Many also have medical issues of which they may not even be aware, she said. Some veterans who were deployed in combat received concussive head injuries, which can have long-term or permanent repercussions, she said. To identify veterans with head injuries, the Veterans Administration recently began screening all veterans, even if they come in for a sprained ankle, for head injuries, Duckworth said.
It also is common for veterans to self-medicate with drugs or alcohol in an effort to deal with those problems, she said.
Another contributing factor is veterans who become homeless typically do so with less support than most. Generally, about 40 percent of the people who become homeless do so without support from family or friends. For veterans, that number is around 90 percent, Duckworth said.
“So where is that network? Where is that village that takes care of the individual? In the case of our homeless veterans it simply isn’t there,” she said.
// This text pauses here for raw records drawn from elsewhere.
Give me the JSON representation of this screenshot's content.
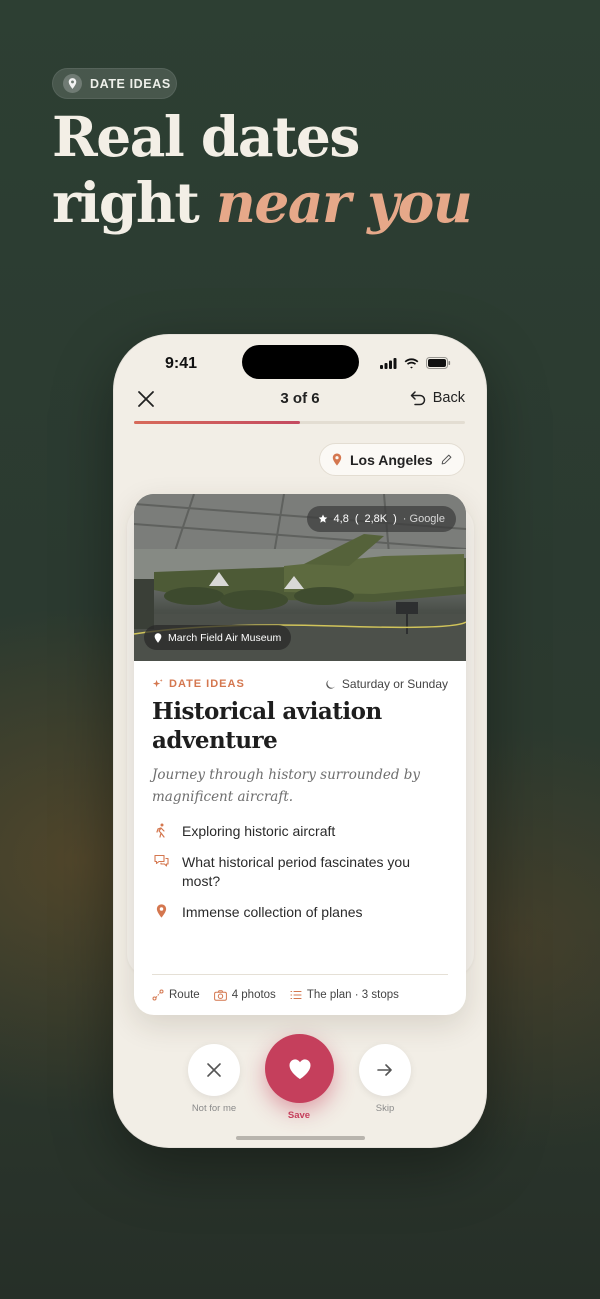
{
  "promo": {
    "pill_label": "DATE IDEAS",
    "headline_line1": "Real dates",
    "headline_line2_plain": "right ",
    "headline_line2_accent": "near you"
  },
  "status_bar": {
    "time": "9:41"
  },
  "nav": {
    "title": "3 of 6",
    "back_label": "Back",
    "progress": 0.5
  },
  "location": {
    "city": "Los Angeles"
  },
  "card": {
    "rating": "4,8",
    "reviews": "2,8K",
    "source": "· Google",
    "place": "March Field Air Museum",
    "tag": "DATE IDEAS",
    "when": "Saturday or Sunday",
    "title_line1": "Historical aviation",
    "title_line2": "adventure",
    "subtitle_line1": "Journey through history surrounded by",
    "subtitle_line2": "magnificent aircraft.",
    "points": [
      {
        "icon": "walking-icon",
        "text": "Exploring historic aircraft"
      },
      {
        "icon": "chat-icon",
        "text": "What historical period fascinates you most?"
      },
      {
        "icon": "pin-icon",
        "text": "Immense collection of planes"
      }
    ],
    "footer": {
      "route": "Route",
      "photos": "4 photos",
      "plan": "The plan · 3 stops"
    }
  },
  "actions": {
    "skip_left_label": "Not for me",
    "save_label": "Save",
    "skip_label": "Skip"
  },
  "colors": {
    "accent": "#c53f5c",
    "tag": "#d4774f",
    "headline_accent": "#e6a889",
    "background": "#2c3a30"
  }
}
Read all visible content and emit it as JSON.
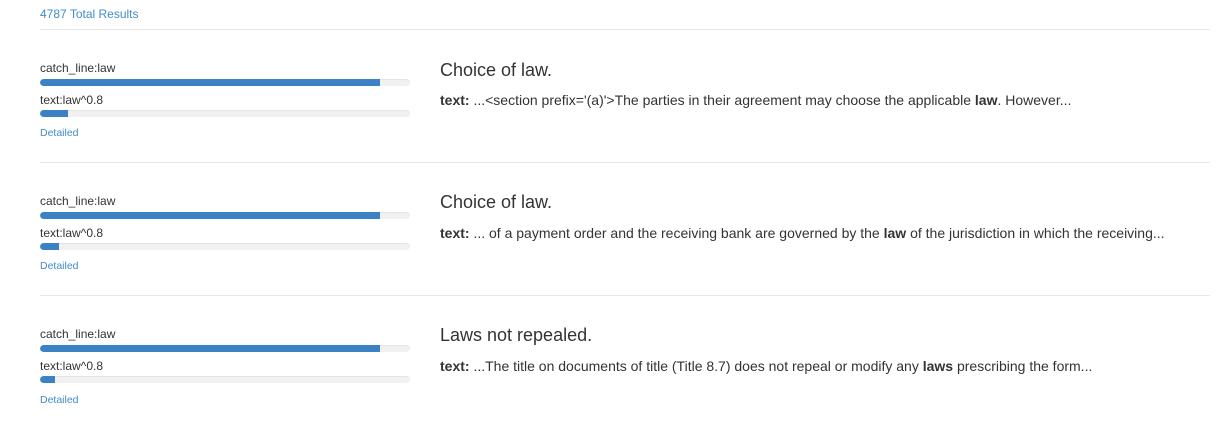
{
  "summary": {
    "total_results": "4787 Total Results"
  },
  "colors": {
    "bar_fill": "#3a82c4",
    "bar_track": "#f1f1f1",
    "link": "#428bca"
  },
  "results": [
    {
      "title": "Choice of law.",
      "scores": [
        {
          "label": "catch_line:law",
          "fraction": 0.92
        },
        {
          "label": "text:law^0.8",
          "fraction": 0.075
        }
      ],
      "detailed_label": "Detailed",
      "snippet": {
        "field_label": "text:",
        "before": " ...<section prefix='(a)'>The parties in their agreement may choose the applicable ",
        "highlight": "law",
        "after": ". However..."
      }
    },
    {
      "title": "Choice of law.",
      "scores": [
        {
          "label": "catch_line:law",
          "fraction": 0.92
        },
        {
          "label": "text:law^0.8",
          "fraction": 0.05
        }
      ],
      "detailed_label": "Detailed",
      "snippet": {
        "field_label": "text:",
        "before": " ... of a payment order and the receiving bank are governed by the ",
        "highlight": "law",
        "after": " of the jurisdiction in which the receiving..."
      }
    },
    {
      "title": "Laws not repealed.",
      "scores": [
        {
          "label": "catch_line:law",
          "fraction": 0.92
        },
        {
          "label": "text:law^0.8",
          "fraction": 0.04
        }
      ],
      "detailed_label": "Detailed",
      "snippet": {
        "field_label": "text:",
        "before": " ...The title on documents of title (Title 8.7) does not repeal or modify any ",
        "highlight": "laws",
        "after": " prescribing the form..."
      }
    }
  ]
}
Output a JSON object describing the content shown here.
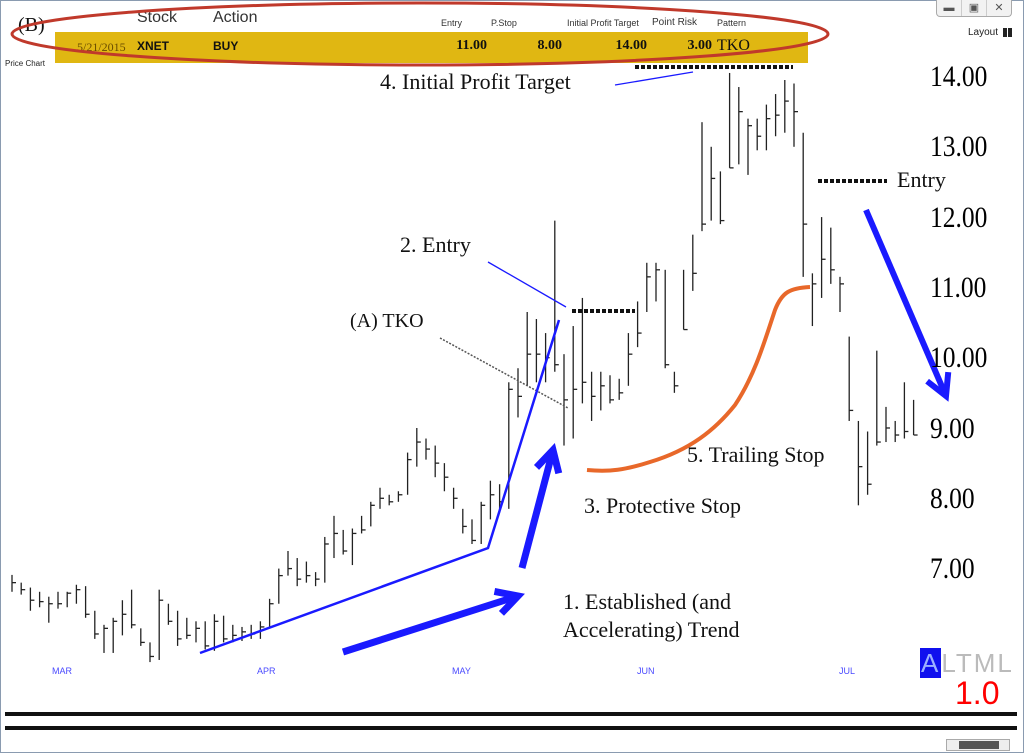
{
  "window": {
    "controls": [
      "minimize",
      "restore",
      "close"
    ],
    "layout_label": "Layout",
    "panel_label": "Price Chart"
  },
  "header": {
    "columns": {
      "stock": "Stock",
      "action": "Action",
      "entry": "Entry",
      "pstop": "P.Stop",
      "target": "Initial Profit Target",
      "risk": "Point Risk",
      "pattern": "Pattern"
    },
    "row": {
      "date": "5/21/2015",
      "stock": "XNET",
      "action": "BUY",
      "entry": "11.00",
      "pstop": "8.00",
      "target": "14.00",
      "risk": "3.00",
      "pattern": "TKO"
    },
    "row_color": "#e0b712"
  },
  "annotations": {
    "b": "(B)",
    "profit_target": "4. Initial Profit Target",
    "entry": "2. Entry",
    "tko": "(A) TKO",
    "entry_right": "Entry",
    "trailing_stop": "5. Trailing Stop",
    "protective_stop": "3. Protective Stop",
    "trend_line1": "1. Established (and",
    "trend_line2": "Accelerating) Trend",
    "arrow_color": "#1a1aff",
    "ellipse_color": "#c0392b",
    "trailing_color": "#e8682a"
  },
  "footer": {
    "altml_first": "A",
    "altml_rest": "LTML",
    "version": "1.0",
    "version_color": "#ff0000"
  },
  "chart_data": {
    "type": "ohlc",
    "y_ticks": [
      "14.00",
      "13.00",
      "12.00",
      "11.00",
      "10.00",
      "9.00",
      "8.00",
      "7.00"
    ],
    "ylim": [
      7,
      14
    ],
    "x_ticks": [
      "MAR",
      "APR",
      "MAY",
      "JUN",
      "JUL"
    ],
    "levels": {
      "profit_target": 14.0,
      "entry": 11.0,
      "second_entry": 12.0
    },
    "bars_hlc": [
      [
        6.96,
        6.72,
        6.85
      ],
      [
        6.85,
        6.68,
        6.75
      ],
      [
        6.78,
        6.45,
        6.6
      ],
      [
        6.72,
        6.5,
        6.58
      ],
      [
        6.65,
        6.28,
        6.55
      ],
      [
        6.72,
        6.48,
        6.55
      ],
      [
        6.72,
        6.5,
        6.7
      ],
      [
        6.82,
        6.55,
        6.75
      ],
      [
        6.8,
        6.35,
        6.4
      ],
      [
        6.45,
        6.05,
        6.12
      ],
      [
        6.25,
        5.85,
        6.2
      ],
      [
        6.35,
        5.85,
        6.3
      ],
      [
        6.6,
        6.1,
        6.4
      ],
      [
        6.75,
        6.2,
        6.25
      ],
      [
        6.2,
        5.95,
        6.0
      ],
      [
        6.0,
        5.72,
        5.8
      ],
      [
        6.75,
        5.75,
        6.6
      ],
      [
        6.55,
        6.25,
        6.3
      ],
      [
        6.45,
        5.95,
        6.05
      ],
      [
        6.35,
        6.05,
        6.1
      ],
      [
        6.3,
        6.0,
        6.2
      ],
      [
        6.3,
        5.9,
        5.95
      ],
      [
        6.4,
        5.88,
        6.3
      ],
      [
        6.38,
        6.0,
        6.05
      ],
      [
        6.25,
        6.0,
        6.1
      ],
      [
        6.22,
        6.02,
        6.15
      ],
      [
        6.25,
        6.05,
        6.12
      ],
      [
        6.3,
        6.05,
        6.22
      ],
      [
        6.62,
        6.2,
        6.55
      ],
      [
        7.05,
        6.55,
        6.95
      ],
      [
        7.3,
        6.95,
        7.05
      ],
      [
        7.2,
        6.8,
        6.9
      ],
      [
        7.15,
        6.85,
        6.95
      ],
      [
        7.0,
        6.8,
        6.9
      ],
      [
        7.5,
        6.85,
        7.4
      ],
      [
        7.8,
        7.2,
        7.55
      ],
      [
        7.6,
        7.25,
        7.3
      ],
      [
        7.62,
        7.1,
        7.55
      ],
      [
        7.8,
        7.55,
        7.6
      ],
      [
        8.0,
        7.65,
        7.95
      ],
      [
        8.2,
        7.9,
        8.05
      ],
      [
        8.1,
        7.95,
        8.0
      ],
      [
        8.15,
        8.0,
        8.1
      ],
      [
        8.7,
        8.1,
        8.6
      ],
      [
        9.05,
        8.5,
        8.85
      ],
      [
        8.9,
        8.6,
        8.75
      ],
      [
        8.8,
        8.35,
        8.55
      ],
      [
        8.55,
        8.15,
        8.35
      ],
      [
        8.2,
        7.9,
        8.05
      ],
      [
        7.9,
        7.55,
        7.65
      ],
      [
        7.75,
        7.4,
        7.45
      ],
      [
        8.0,
        7.4,
        7.95
      ],
      [
        8.3,
        7.75,
        8.1
      ],
      [
        8.25,
        7.85,
        8.0
      ],
      [
        9.7,
        7.9,
        9.6
      ],
      [
        9.9,
        9.2,
        9.5
      ],
      [
        10.7,
        9.65,
        10.1
      ],
      [
        10.6,
        9.7,
        10.1
      ],
      [
        10.4,
        9.7,
        10.05
      ],
      [
        12.0,
        9.85,
        9.95
      ],
      [
        10.1,
        8.8,
        9.45
      ],
      [
        10.5,
        8.9,
        9.6
      ],
      [
        10.9,
        9.4,
        9.7
      ],
      [
        9.85,
        9.15,
        9.5
      ],
      [
        9.85,
        9.3,
        9.65
      ],
      [
        9.8,
        9.4,
        9.45
      ],
      [
        9.75,
        9.45,
        9.55
      ],
      [
        10.4,
        9.65,
        10.1
      ],
      [
        10.85,
        10.2,
        10.4
      ],
      [
        11.4,
        10.7,
        11.2
      ],
      [
        11.4,
        10.85,
        11.3
      ],
      [
        11.3,
        9.9,
        9.95
      ],
      [
        9.85,
        9.55,
        9.65
      ],
      [
        11.3,
        10.45,
        10.45
      ],
      [
        11.8,
        11.0,
        11.25
      ],
      [
        13.4,
        11.85,
        11.95
      ],
      [
        13.05,
        12.0,
        12.6
      ],
      [
        12.7,
        11.95,
        12.0
      ],
      [
        14.1,
        12.75,
        12.75
      ],
      [
        13.9,
        12.8,
        13.55
      ],
      [
        13.45,
        12.65,
        13.35
      ],
      [
        13.45,
        13.0,
        13.2
      ],
      [
        13.65,
        13.0,
        13.45
      ],
      [
        13.8,
        13.2,
        13.5
      ],
      [
        14.0,
        13.25,
        13.7
      ],
      [
        13.95,
        13.05,
        13.55
      ],
      [
        13.25,
        11.2,
        11.95
      ],
      [
        11.25,
        10.5,
        11.1
      ],
      [
        12.05,
        10.9,
        11.45
      ],
      [
        11.9,
        11.1,
        11.3
      ],
      [
        11.2,
        10.7,
        11.1
      ],
      [
        10.35,
        9.15,
        9.3
      ],
      [
        9.15,
        7.95,
        8.5
      ],
      [
        9.0,
        8.1,
        8.25
      ],
      [
        10.15,
        8.8,
        8.85
      ],
      [
        9.35,
        8.85,
        9.05
      ],
      [
        9.15,
        8.85,
        8.95
      ],
      [
        9.7,
        8.9,
        9.0
      ],
      [
        9.45,
        8.95,
        8.95
      ]
    ]
  }
}
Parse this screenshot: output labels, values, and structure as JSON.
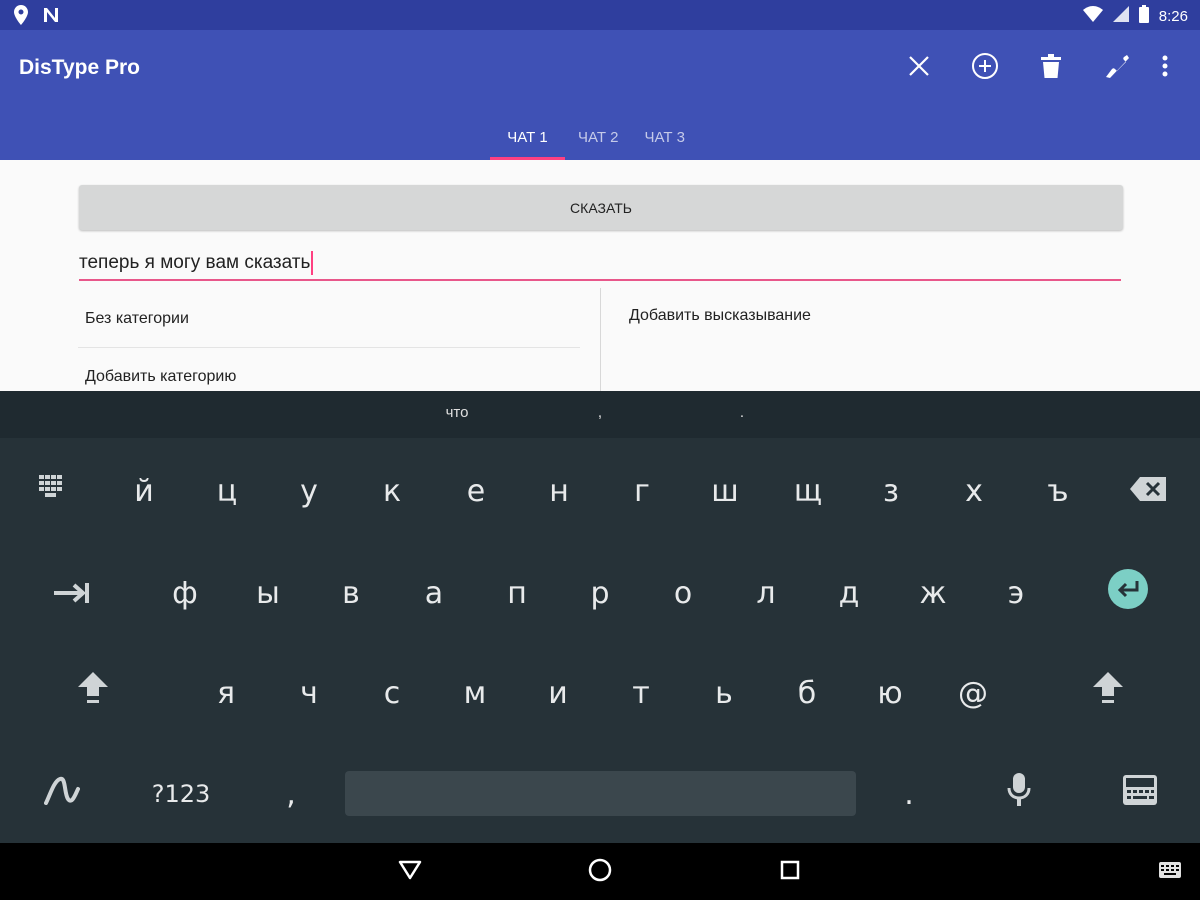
{
  "status_bar": {
    "time": "8:26",
    "icons": [
      "location-icon",
      "n-icon",
      "wifi-icon",
      "signal-icon",
      "battery-icon"
    ]
  },
  "app_bar": {
    "title": "DisType Pro",
    "actions": [
      "close-icon",
      "add-circle-icon",
      "trash-icon",
      "phone-icon",
      "more-vert-icon"
    ]
  },
  "tabs": [
    {
      "label": "ЧАТ 1",
      "active": true
    },
    {
      "label": "ЧАТ 2",
      "active": false
    },
    {
      "label": "ЧАТ 3",
      "active": false
    }
  ],
  "main": {
    "say_button": "СКАЗАТЬ",
    "input_value": "теперь я могу вам сказать",
    "categories": [
      "Без категории",
      "Добавить категорию"
    ],
    "add_phrase": "Добавить высказывание"
  },
  "keyboard": {
    "suggestions": [
      "что",
      ",",
      "."
    ],
    "row1": [
      "й",
      "ц",
      "у",
      "к",
      "е",
      "н",
      "г",
      "ш",
      "щ",
      "з",
      "х",
      "ъ"
    ],
    "row2": [
      "ф",
      "ы",
      "в",
      "а",
      "п",
      "р",
      "о",
      "л",
      "д",
      "ж",
      "э"
    ],
    "row3": [
      "я",
      "ч",
      "с",
      "м",
      "и",
      "т",
      "ь",
      "б",
      "ю",
      "@"
    ],
    "symbols_label": "?123",
    "comma": ",",
    "period": ".",
    "accent_color": "#7ccfc5"
  },
  "colors": {
    "primary": "#3f51b5",
    "primary_dark": "#2f3e9e",
    "accent": "#ff4081",
    "keyboard_bg": "#263238"
  }
}
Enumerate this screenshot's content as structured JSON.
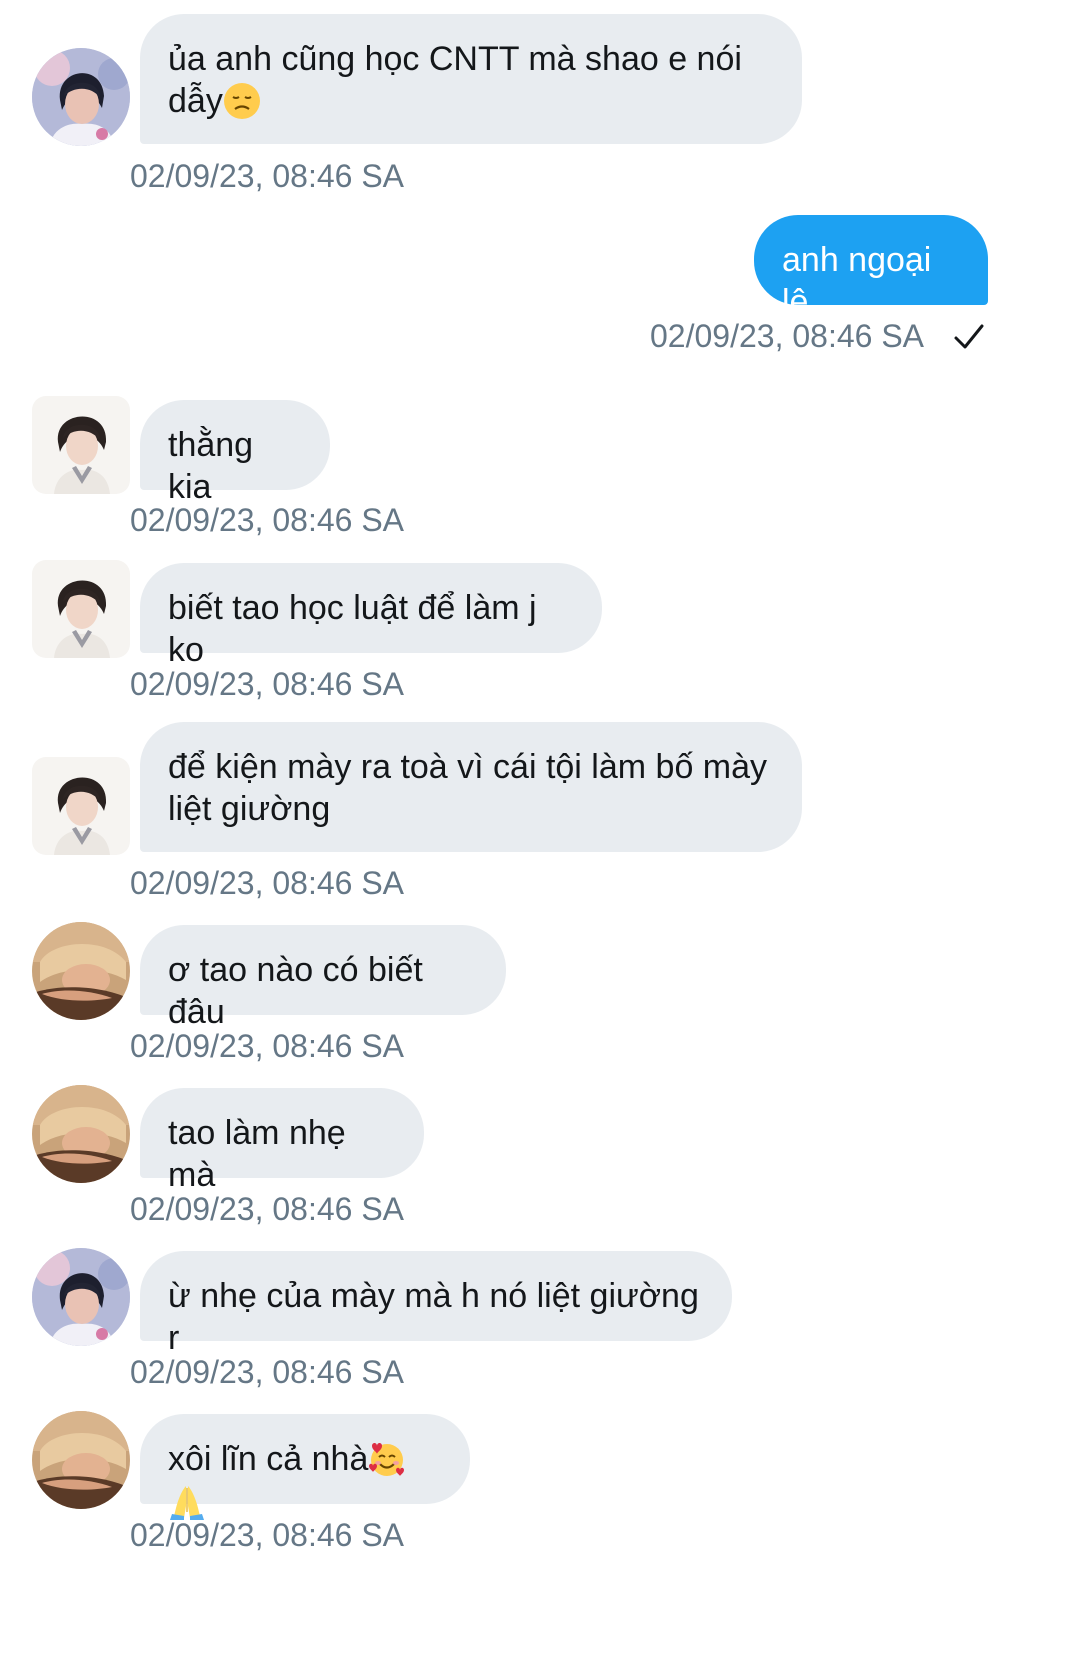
{
  "conversation": {
    "messages": [
      {
        "text": "ủa anh cũng học CNTT mà shao e nói\ndẫy",
        "emoji": [
          "disappointed-face"
        ],
        "time": "02/09/23, 08:46 SA",
        "direction": "incoming",
        "avatar": "avatar-concert"
      },
      {
        "text": "anh ngoại lệ",
        "time": "02/09/23, 08:46 SA",
        "direction": "outgoing",
        "status": "sent-checkmark"
      },
      {
        "text": "thằng kia",
        "time": "02/09/23, 08:46 SA",
        "direction": "incoming",
        "avatar": "avatar-studio"
      },
      {
        "text": "biết tao học luật để làm j ko",
        "time": "02/09/23, 08:46 SA",
        "direction": "incoming",
        "avatar": "avatar-studio"
      },
      {
        "text": "để kiện mày ra toà vì cái tội làm bố mày\nliệt giường",
        "time": "02/09/23, 08:46 SA",
        "direction": "incoming",
        "avatar": "avatar-studio"
      },
      {
        "text": "ơ tao nào có biết đâu",
        "time": "02/09/23, 08:46 SA",
        "direction": "incoming",
        "avatar": "avatar-sepia"
      },
      {
        "text": "tao làm nhẹ mà",
        "time": "02/09/23, 08:46 SA",
        "direction": "incoming",
        "avatar": "avatar-sepia"
      },
      {
        "text": "ừ nhẹ của mày mà h nó liệt giường r",
        "time": "02/09/23, 08:46 SA",
        "direction": "incoming",
        "avatar": "avatar-concert"
      },
      {
        "text": "xôi lĩn cả nhà",
        "emoji": [
          "smiling-face-with-hearts",
          "folded-hands"
        ],
        "time": "02/09/23, 08:46 SA",
        "direction": "incoming",
        "avatar": "avatar-sepia"
      }
    ]
  },
  "colors": {
    "incoming_bubble": "#e8ecf0",
    "outgoing_bubble": "#1da1f2",
    "timestamp": "#657786",
    "text": "#14171a"
  }
}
On the national level, Duckworth has been trying to get that network into place. Since assuming her post at the Department of Veteran Affairs, she has watched the number of homeless veterans in the country drop from 131,000 to 76,000, she said. Her next benchmark is set at 55,000, but Duckworth said her ultimate goal is to see that number drop to zero.
“We are all dishonored when a veteran sleeps on the same streets he or she has defended,” she said.
There are currently 462 homeless veterans living in the state, according to statistics from the Department of Veteran Affairs. Larson said there are now more homeless Vietnam veterans than the number of Americans who died in that entire war, but Duckworth also noted that the homeless veteran demographic is changing. Instead of generally dealing with men in their 50s, the population has become younger and now includes more women.
“There are, any night of the week, when you go to bed tonight, just under 7,000 homeless female veterans on the streets of this great nation,” Duckworth said, adding that women veterans tend to bring children with them into homelessness.
A five-person panel consisting of members of the military community and veterans outreach programs worked on generating ideas to get that number down to zero in Connecticut.
The panel seemed to agree that one way to more effectively address the problem would be to pool resources and develop an inclusive directory for veterans to more easily connect with available services. It was noted that the state has been recognized for its quality veteran services, but those services come from different organizations that aren’t always aware of each other.
The system could be streamlined so that both veterans and those administering the services know what is available.
Brig. Gen Daniel J. McHale said the room was filled with people who work with veterans from different state, federal, and civilian organizations who aren’t familiar with the services offered by their colleagues.
“You’re really not aware of what we do and how we do it and we’re not aware of the different assets and resources that are here. I’m sure that we could cover any kind of situation that could happen with a service member or a family member, if we only knew what to do and who to call,” he said.
McHale said he frequently encounters veterans dealing with problems that could have been easily resolved or avoided altogether, had they only known of the applicable services available.
The panelists said that the Veterans Affairs Supportive Housing and Department of Housing and Urban Development voucher programs have been highly effective in curbing veteran homelessness. That program has provided 315 vouchers in Connecticut, Duckworth said.
Ultimately, veterans should be highly employable, Duckworth said. Few other classes of workers are accustomed to guaranteeing the quality of their work with their lives, she said.
The same mechanic who worked on her helicopters also flew with her on the same aircraft, she said.
“Who wouldn’t want that in an employee?” she asked. “How many of you, when you wrote out a help wanted ad, were able to put in there, ‘needed—clerk,’ or, ‘needed—receptionist, must be willing to guarantee quality of work with life?’”